Assigned task » Give the entries again exactly as they appear, but without the images.
─── Entries supplied
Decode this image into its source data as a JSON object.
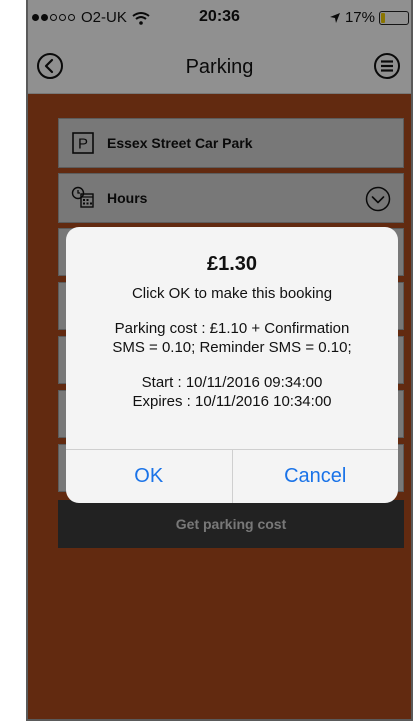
{
  "status_bar": {
    "carrier": "O2-UK",
    "time": "20:36",
    "battery": "17%",
    "battery_level": 0.17,
    "icons": [
      "signal-dots-icon",
      "wifi-icon",
      "location-arrow-icon",
      "battery-icon"
    ]
  },
  "nav": {
    "title": "Parking",
    "back_icon": "back-circle-icon",
    "menu_icon": "menu-circle-icon"
  },
  "form": {
    "car_park": {
      "label": "Essex Street Car Park",
      "icon": "parking-icon"
    },
    "hours": {
      "label": "Hours",
      "icon": "calendar-clock-icon",
      "chevron": "chevron-down-circle-icon"
    },
    "get_cost_label": "Get parking cost"
  },
  "alert": {
    "title": "£1.30",
    "line1": "Click OK to make this booking",
    "line2": "Parking cost : £1.10 + Confirmation",
    "line3": "SMS = 0.10; Reminder SMS = 0.10;",
    "line4": "Start : 10/11/2016 09:34:00",
    "line5": "Expires : 10/11/2016 10:34:00",
    "ok_label": "OK",
    "cancel_label": "Cancel"
  },
  "colors": {
    "background": "#a4461c",
    "header": "#f0f0f0",
    "row": "#c9c9c9",
    "button_dark": "#3a3a3a",
    "alert_button": "#1a73e8"
  }
}
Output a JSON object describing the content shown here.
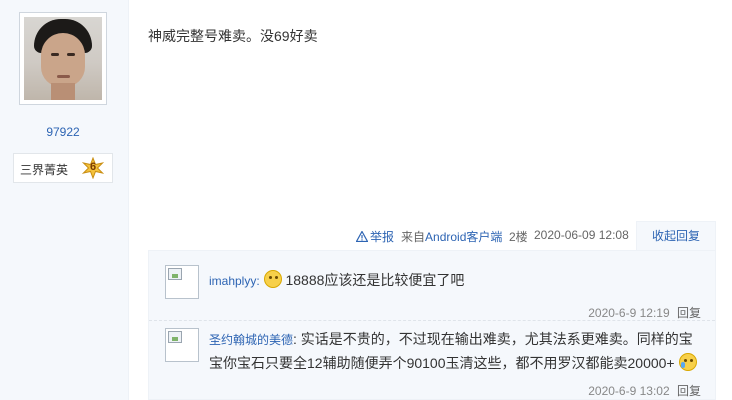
{
  "author": {
    "uid": "97922",
    "rank_title": "三界菁英",
    "rank_level": "6",
    "avatar_icon": "user-avatar-photo"
  },
  "post": {
    "content": "神威完整号难卖。没69好卖",
    "report_label": "举报",
    "source_prefix": "来自",
    "source_client": "Android客户端",
    "floor": "2楼",
    "time": "2020-06-09 12:08",
    "collapse_label": "收起回复"
  },
  "replies": [
    {
      "user": "imahplyy",
      "text": "18888应该还是比较便宜了吧",
      "time": "2020-6-9 12:19",
      "reply_label": "回复"
    },
    {
      "user": "圣约翰城的美德",
      "text": "实话是不贵的，不过现在输出难卖，尤其法系更难卖。同样的宝宝你宝石只要全12辅助随便弄个90100玉清这些，都不用罗汉都能卖20000+",
      "time": "2020-6-9 13:02",
      "reply_label": "回复"
    }
  ],
  "colors": {
    "link": "#2d64b3",
    "side_bg": "#f5f8fc"
  }
}
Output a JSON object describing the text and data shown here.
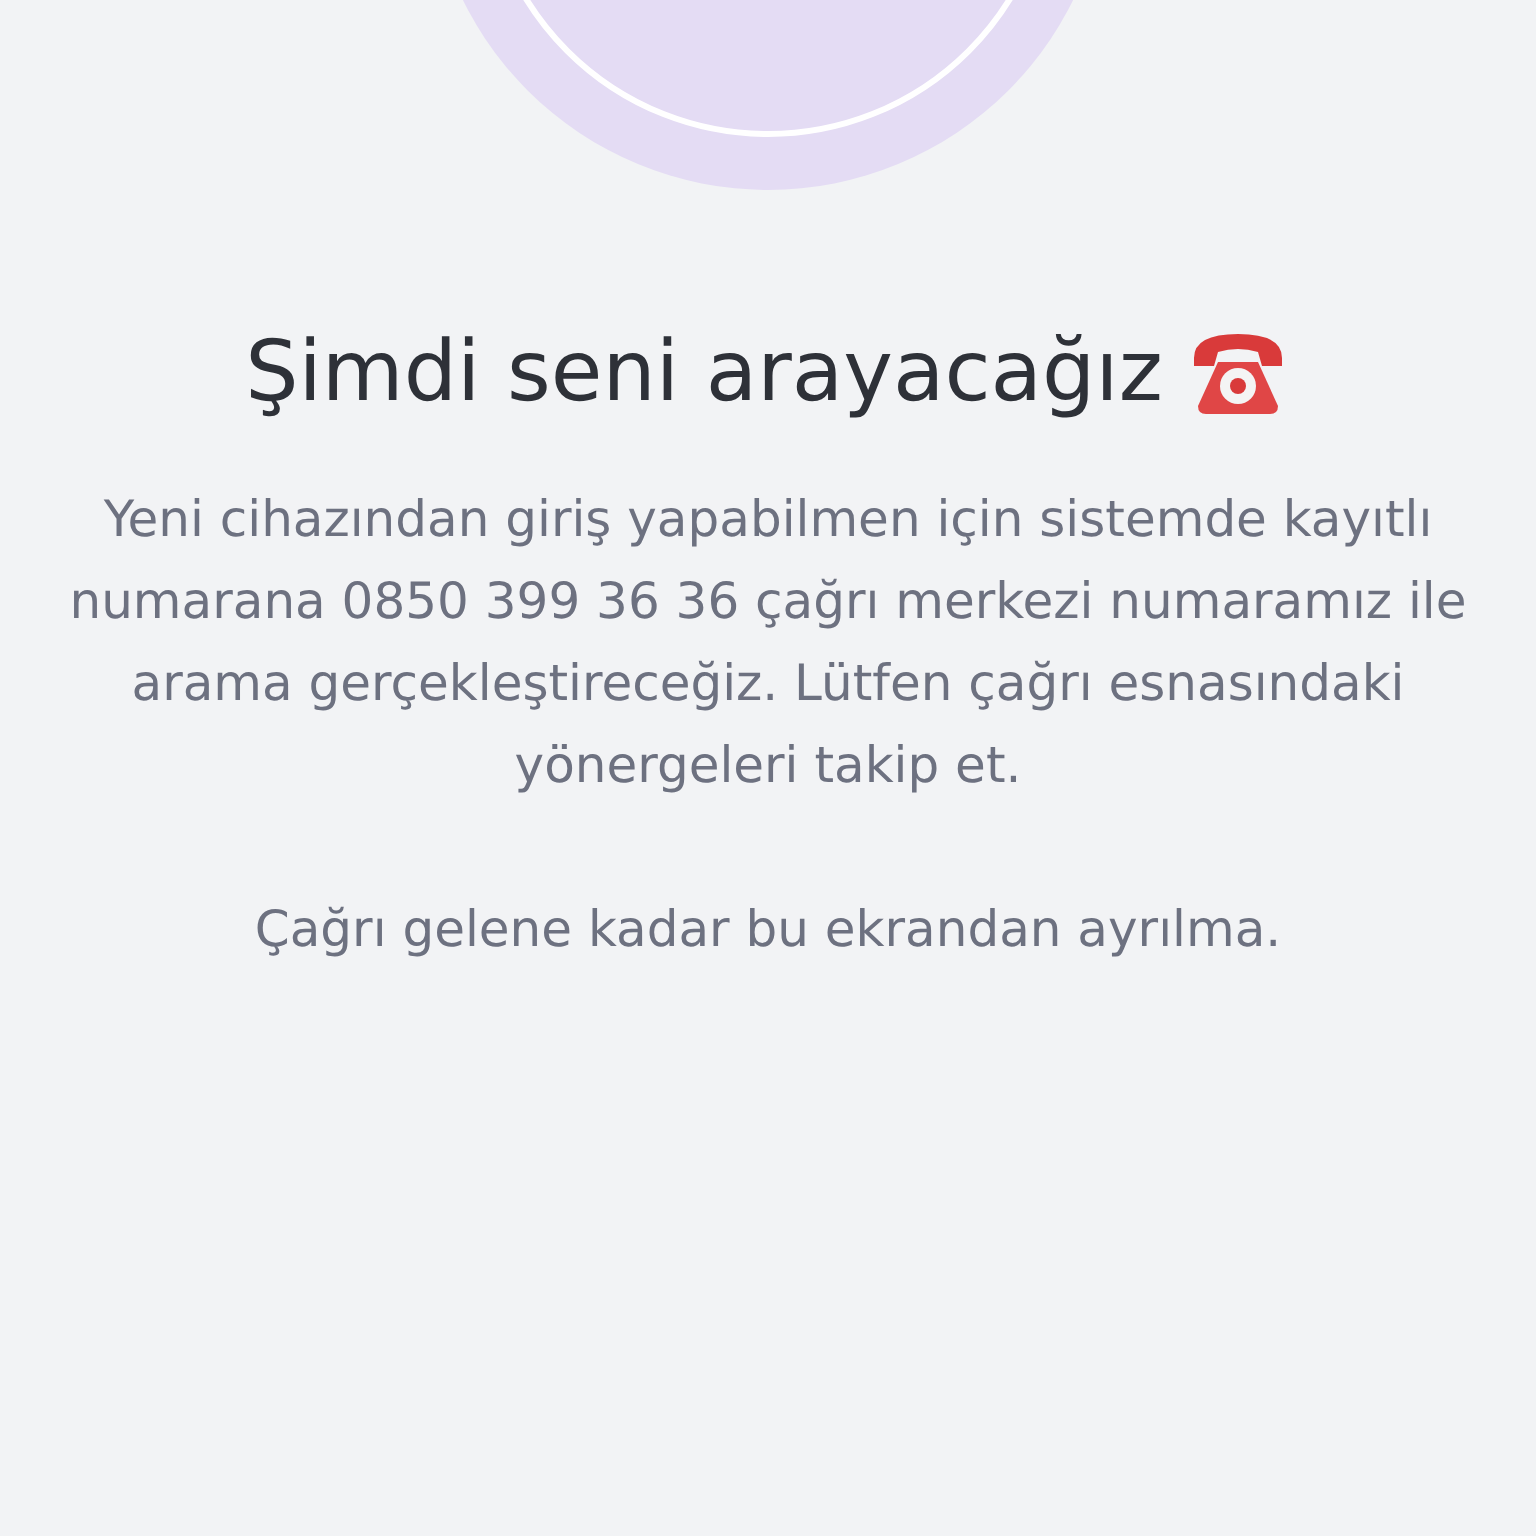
{
  "title": "Şimdi seni arayacağız",
  "body": "Yeni cihazından giriş yapabilmen için sistemde kayıtlı numarana 0850 399 36 36 çağrı merkezi numaramız ile arama gerçekleştireceğiz. Lütfen çağrı esnasındaki yönergeleri takip et.",
  "note": "Çağrı gelene kadar bu ekrandan ayrılma."
}
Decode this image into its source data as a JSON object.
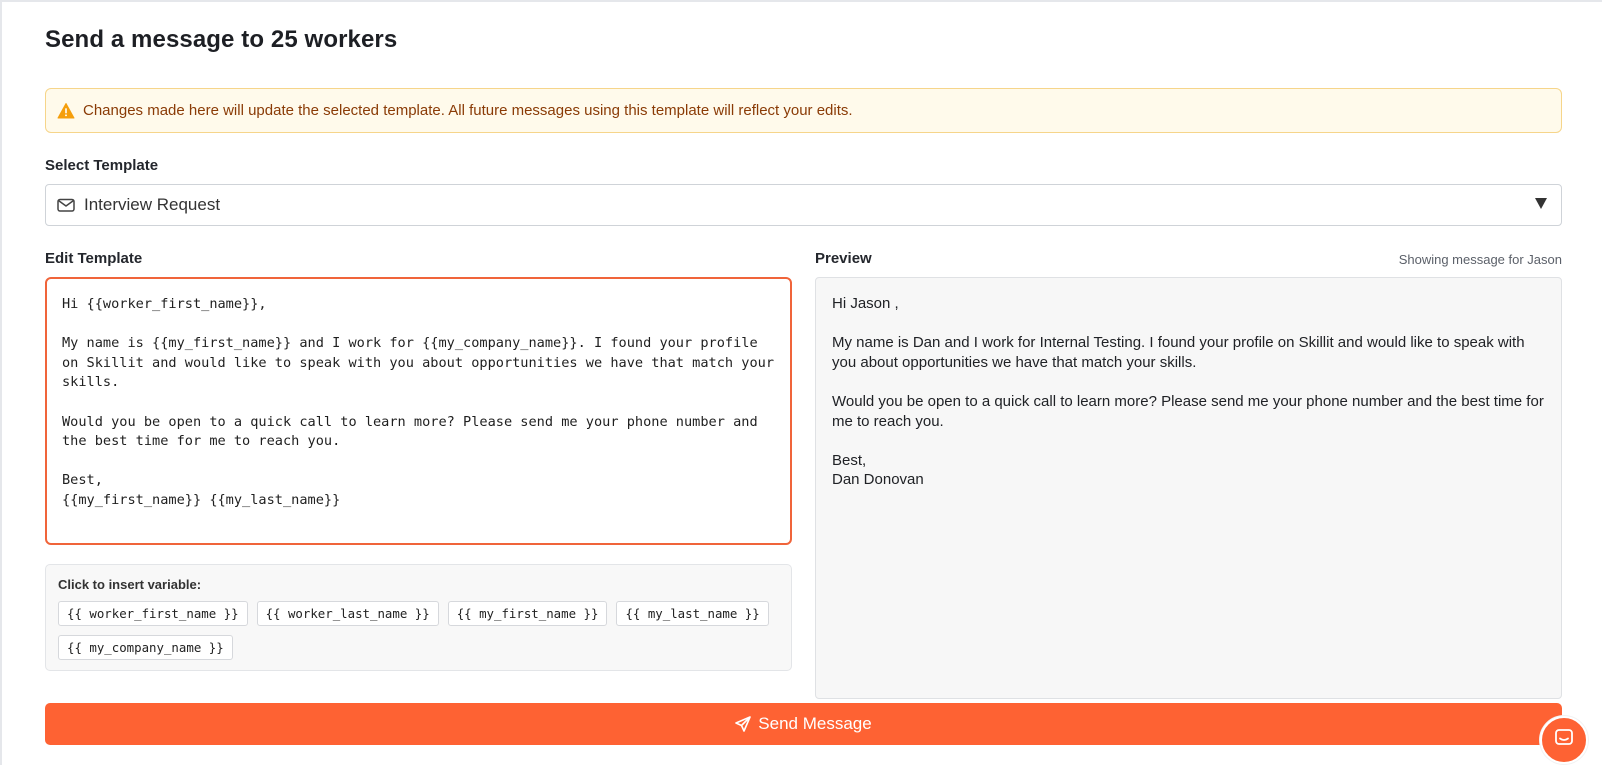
{
  "page": {
    "title": "Send a message to 25 workers"
  },
  "warning": {
    "text": "Changes made here will update the selected template. All future messages using this template will reflect your edits.",
    "icon": "warning-triangle-icon"
  },
  "template_select": {
    "label": "Select Template",
    "value": "Interview Request",
    "icon": "mail-icon"
  },
  "editor": {
    "label": "Edit Template",
    "content": "Hi {{worker_first_name}},\n\nMy name is {{my_first_name}} and I work for {{my_company_name}}. I found your profile on Skillit and would like to speak with you about opportunities we have that match your skills.\n\nWould you be open to a quick call to learn more? Please send me your phone number and the best time for me to reach you.\n\nBest,\n{{my_first_name}} {{my_last_name}}"
  },
  "variables": {
    "label": "Click to insert variable:",
    "items": [
      "{{ worker_first_name }}",
      "{{ worker_last_name }}",
      "{{ my_first_name }}",
      "{{ my_last_name }}",
      "{{ my_company_name }}"
    ]
  },
  "preview": {
    "label": "Preview",
    "note": "Showing message for Jason",
    "content": "Hi Jason ,\n\nMy name is Dan and I work for Internal Testing. I found your profile on Skillit and would like to speak with you about opportunities we have that match your skills.\n\nWould you be open to a quick call to learn more? Please send me your phone number and the best time for me to reach you.\n\nBest,\nDan Donovan"
  },
  "send_button": {
    "label": "Send Message",
    "icon": "paper-plane-icon"
  },
  "colors": {
    "accent": "#fe6233",
    "warning_bg": "#fffaeb",
    "warning_border": "#f6d58a",
    "warning_text": "#8a3b06",
    "warning_icon": "#f59e0b"
  }
}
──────
Result »
Decode this image into its source data as a JSON object.
{
  "status_bar": {
    "carrier": "O2-UK",
    "time": "20:36",
    "battery": "17%",
    "battery_level": 0.17,
    "icons": [
      "signal-dots-icon",
      "wifi-icon",
      "location-arrow-icon",
      "battery-icon"
    ]
  },
  "nav": {
    "title": "Parking",
    "back_icon": "back-circle-icon",
    "menu_icon": "menu-circle-icon"
  },
  "form": {
    "car_park": {
      "label": "Essex Street Car Park",
      "icon": "parking-icon"
    },
    "hours": {
      "label": "Hours",
      "icon": "calendar-clock-icon",
      "chevron": "chevron-down-circle-icon"
    },
    "get_cost_label": "Get parking cost"
  },
  "alert": {
    "title": "£1.30",
    "line1": "Click OK to make this booking",
    "line2": "Parking cost : £1.10 + Confirmation",
    "line3": "SMS = 0.10; Reminder SMS = 0.10;",
    "line4": "Start : 10/11/2016 09:34:00",
    "line5": "Expires : 10/11/2016 10:34:00",
    "ok_label": "OK",
    "cancel_label": "Cancel"
  },
  "colors": {
    "background": "#a4461c",
    "header": "#f0f0f0",
    "row": "#c9c9c9",
    "button_dark": "#3a3a3a",
    "alert_button": "#1a73e8"
  }
}
Output a JSON object describing the content shown here.
{
  "author": {
    "uid": "97922",
    "rank_title": "三界菁英",
    "rank_level": "6",
    "avatar_icon": "user-avatar-photo"
  },
  "post": {
    "content": "神威完整号难卖。没69好卖",
    "report_label": "举报",
    "source_prefix": "来自",
    "source_client": "Android客户端",
    "floor": "2楼",
    "time": "2020-06-09 12:08",
    "collapse_label": "收起回复"
  },
  "replies": [
    {
      "user": "imahplyy",
      "text": "18888应该还是比较便宜了吧",
      "time": "2020-6-9 12:19",
      "reply_label": "回复"
    },
    {
      "user": "圣约翰城的美德",
      "text": "实话是不贵的，不过现在输出难卖，尤其法系更难卖。同样的宝宝你宝石只要全12辅助随便弄个90100玉清这些，都不用罗汉都能卖20000+",
      "time": "2020-6-9 13:02",
      "reply_label": "回复"
    }
  ],
  "colors": {
    "link": "#2d64b3",
    "side_bg": "#f5f8fc"
  }
}
Output a JSON object describing the text and data shown here.
{
  "title": "Şimdi seni arayacağız",
  "body": "Yeni cihazından giriş yapabilmen için sistemde kayıtlı numarana 0850 399 36 36 çağrı merkezi numaramız ile arama gerçekleştireceğiz. Lütfen çağrı esnasındaki yönergeleri takip et.",
  "note": "Çağrı gelene kadar bu ekrandan ayrılma."
}
Decode this image into its source data as a JSON object.
{
  "page": {
    "title": "Send a message to 25 workers"
  },
  "warning": {
    "text": "Changes made here will update the selected template. All future messages using this template will reflect your edits.",
    "icon": "warning-triangle-icon"
  },
  "template_select": {
    "label": "Select Template",
    "value": "Interview Request",
    "icon": "mail-icon"
  },
  "editor": {
    "label": "Edit Template",
    "content": "Hi {{worker_first_name}},\n\nMy name is {{my_first_name}} and I work for {{my_company_name}}. I found your profile on Skillit and would like to speak with you about opportunities we have that match your skills.\n\nWould you be open to a quick call to learn more? Please send me your phone number and the best time for me to reach you.\n\nBest,\n{{my_first_name}} {{my_last_name}}"
  },
  "variables": {
    "label": "Click to insert variable:",
    "items": [
      "{{ worker_first_name }}",
      "{{ worker_last_name }}",
      "{{ my_first_name }}",
      "{{ my_last_name }}",
      "{{ my_company_name }}"
    ]
  },
  "preview": {
    "label": "Preview",
    "note": "Showing message for Jason",
    "content": "Hi Jason ,\n\nMy name is Dan and I work for Internal Testing. I found your profile on Skillit and would like to speak with you about opportunities we have that match your skills.\n\nWould you be open to a quick call to learn more? Please send me your phone number and the best time for me to reach you.\n\nBest,\nDan Donovan"
  },
  "send_button": {
    "label": "Send Message",
    "icon": "paper-plane-icon"
  },
  "colors": {
    "accent": "#fe6233",
    "warning_bg": "#fffaeb",
    "warning_border": "#f6d58a",
    "warning_text": "#8a3b06",
    "warning_icon": "#f59e0b"
  }
}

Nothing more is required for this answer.